My husband recently went from a corporate gig to a home office. For years, Steve was with a giant global company, working in the office of their North American headquarters and jetting off to New York or Amsterdam on a regular basis.
Now he works out of his home office in a basement bedroom. Instead of a view of the Atlanta skyline, he looks out on our neighbor’s bass boat parked on a trailer.
I told him he wouldn’t like it. I thought he’d miss the camaraderie of the office, the convenience of assistants, the excitement of being a big shot at a big company.
I was wrong. Steve is happy as a clam down there. He goes to work in shorts and a T-shirt, unless he’s got to go out for a meeting. He can check in with our son when he gets home from school, maybe shoot a few baskets out in the driveway with Sam. He has easy access to good coffee and half and half. If he’s not meeting someone for lunch, he can usually find something healthy to eat in the kitchen.
So much business is done by phone or email nowadays. And it’s just as easy to handle that from a home office as a big office. Steve’s business partners are in Canada and Switzerland, so they hold meetings on Skype. And occasionally he goes to New York or San Diego or Canada or Switzerland for meetings.
I loved working from home. Now I’m the one in the glass office tower, but for our son’s early years, I worked from a converted screened porch off our kitchen. I could take breaks to play with Sam for a few minutes, so he got to see me off and on during the workday. I was right there if his nanny had a question. And I could drop him off in the mornings at his pre-school up the street and be at my desk five minutes later.

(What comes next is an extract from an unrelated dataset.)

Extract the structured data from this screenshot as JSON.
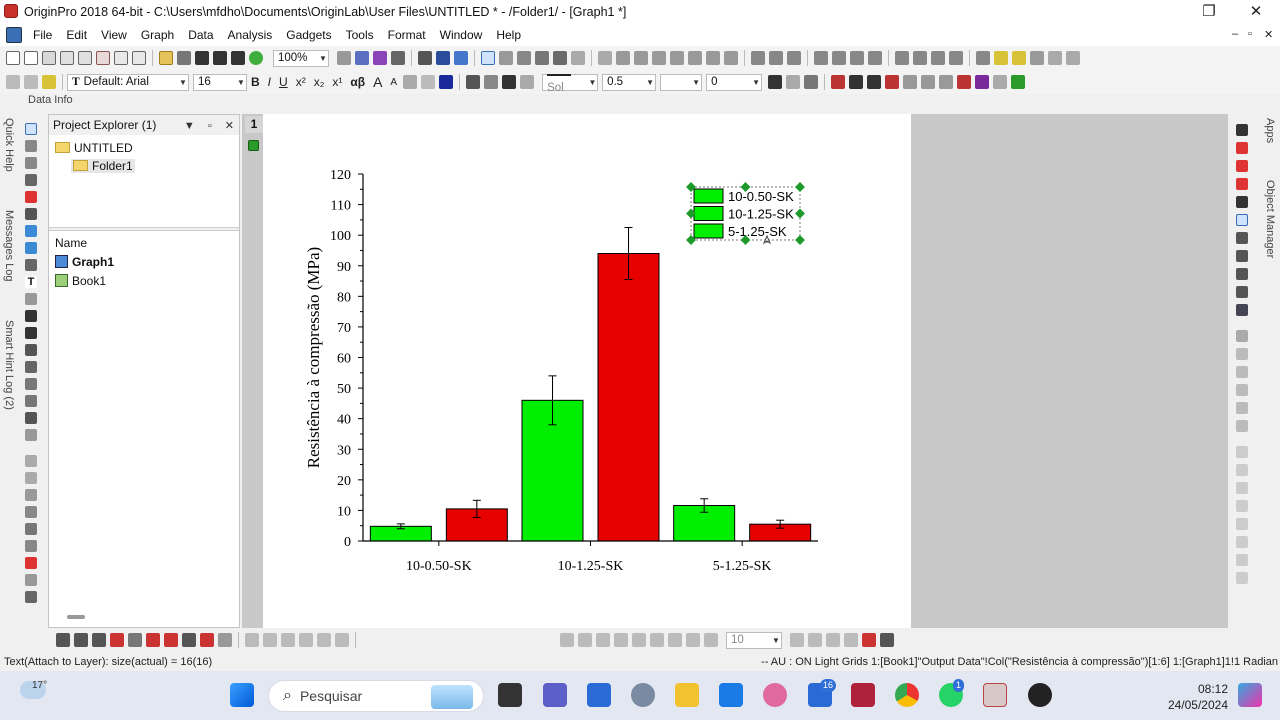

Imagine being able to open your office window and for a little fresh air. When my business partner Jennifer went from a corporate cubicle to her home office, she felt a new sense of freedom. She couldn’t get over how great it was to be out in the real world during the day instead of housed somewhere in the fluorescent-lighted sprawl of a Fortune 100 company.
There are a huge number of small business owners who never shower until midday. They get up in the morning and sit down at their desk. My friend Marilou, who ran McFarlane Marketing out of a home office for a few years, said her UPS guy had never seen her in anything but sweats and a ponytail, because her routine was to work all morning, go running at lunch, and then take a shower and get dressed sometime early afternoon.
There are many practical advantages to a home office. You don’t have to pay rent. You can work without the interruptions of a traditional office environment. Your commute is pretty short. You can be there during the day for your kids. Your dog can lie at your feet while you work.
But the biggest advantage is quality of life. For many people, escaping a corporate environment and working in a home office means a huge improvement in their work-life balance.